One example shown in the screenshots is the "Libelle" anti-tank drone concept to transport a 155mm artillery shells EFP warhead and fly it to the target. This concept was developed as a part of the actual development of the weapon to illustrate how the user interface of the final product might look like. So, while it's not a real device just yet, the technological capability is absolutely there and will materialize eventually.

Steel Beasts players have used UAVs to call for artillery fire for about a decade now. Some TV pundits expressed surprise that drones would take over that role when it was pretty obvious, and not just in hindsight, if you just think of artillery observation balloons in WW1. As a result, no seasoned Steel Beasts player will stay much longer than two or three minutes in a given position because he just knows that, if spotted, he'll receive artillery fire after that time. So, the rules of the game how long it takes for a spot report to actual effect as it filters through the chain of command have measurable effect on player behavior; experts, I think, call that learning.


An infantry unit launches a drone in the morning for area


Eventually, a hostile tank platoon is spotted.

The chase is on.

Alas, it's too far away:

A new drone with longer endurance and range is sent, with thermal/Day fusion mode:

The  anti-tank  drone  arrives  over  the  target area, the engagement


What is this thing, and how big is it?

The operator selects the target, and fires.

After Action Review

The last shot is a reminder that you don't just get the desired effect

on  target,  but  that  fragments are also flying in other directions.

Steel  Beasts  simulates the velocity distribution of fragments, their

spatial  distribution,  and  their mass distribution based on accepted

models  (Gourney,  Taylor,  Mott), and raytraces the thousand heaviest

fragments in the near vicinity of the explosion, and uses statistical

methods to calculate effects on target for the remaining smaller


The drone war may be less exciting

than what traditional wargamers are looking for, but it's relevant for
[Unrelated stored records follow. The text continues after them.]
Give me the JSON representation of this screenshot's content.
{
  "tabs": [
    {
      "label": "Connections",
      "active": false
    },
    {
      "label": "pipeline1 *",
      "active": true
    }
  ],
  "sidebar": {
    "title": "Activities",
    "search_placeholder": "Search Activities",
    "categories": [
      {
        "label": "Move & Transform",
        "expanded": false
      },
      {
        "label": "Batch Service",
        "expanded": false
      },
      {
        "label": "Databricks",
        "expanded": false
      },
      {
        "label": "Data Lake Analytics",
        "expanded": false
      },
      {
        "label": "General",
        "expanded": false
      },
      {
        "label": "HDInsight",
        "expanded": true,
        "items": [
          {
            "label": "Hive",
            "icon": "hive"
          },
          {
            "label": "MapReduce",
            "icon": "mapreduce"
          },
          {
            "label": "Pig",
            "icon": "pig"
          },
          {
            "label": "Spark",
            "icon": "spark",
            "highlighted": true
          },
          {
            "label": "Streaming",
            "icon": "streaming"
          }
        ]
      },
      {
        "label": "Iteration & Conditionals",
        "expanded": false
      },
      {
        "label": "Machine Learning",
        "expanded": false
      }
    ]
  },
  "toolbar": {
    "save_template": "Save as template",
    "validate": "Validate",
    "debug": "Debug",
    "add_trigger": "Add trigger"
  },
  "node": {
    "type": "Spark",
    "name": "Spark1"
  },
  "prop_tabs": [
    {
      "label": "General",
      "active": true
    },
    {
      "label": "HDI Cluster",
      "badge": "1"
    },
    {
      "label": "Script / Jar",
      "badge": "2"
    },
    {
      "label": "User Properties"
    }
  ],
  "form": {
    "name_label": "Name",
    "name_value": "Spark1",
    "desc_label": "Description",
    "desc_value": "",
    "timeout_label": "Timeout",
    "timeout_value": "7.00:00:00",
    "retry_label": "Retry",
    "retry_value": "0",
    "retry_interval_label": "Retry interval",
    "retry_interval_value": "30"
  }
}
today, and Steel Beasts has always been about high intensity combat in the contemporary operational environment.

 This is not a screenshot but illustrates the different drones, loitering munitions, and countermeasures. We had that artwork made for the 2022 edition of our collectible mousepads.

For your blog readers attending IITSEC in Orlando in four weeks, we'll be found between the STEM and the US Cyber Command pavilions.

Thank you, eSim Games, for this look at this spectacular and deep simulation. I have owned the game for years and there is no other tank simulation on the market. As far as simulations go, the only one that comes close is DCS, and both of them are used by armed forces around the world.


Steel Beasts Professional/eSim Games:

eSim Games – Vehicle-centric Combined Arms Combat Tactics and Gunnery Simulation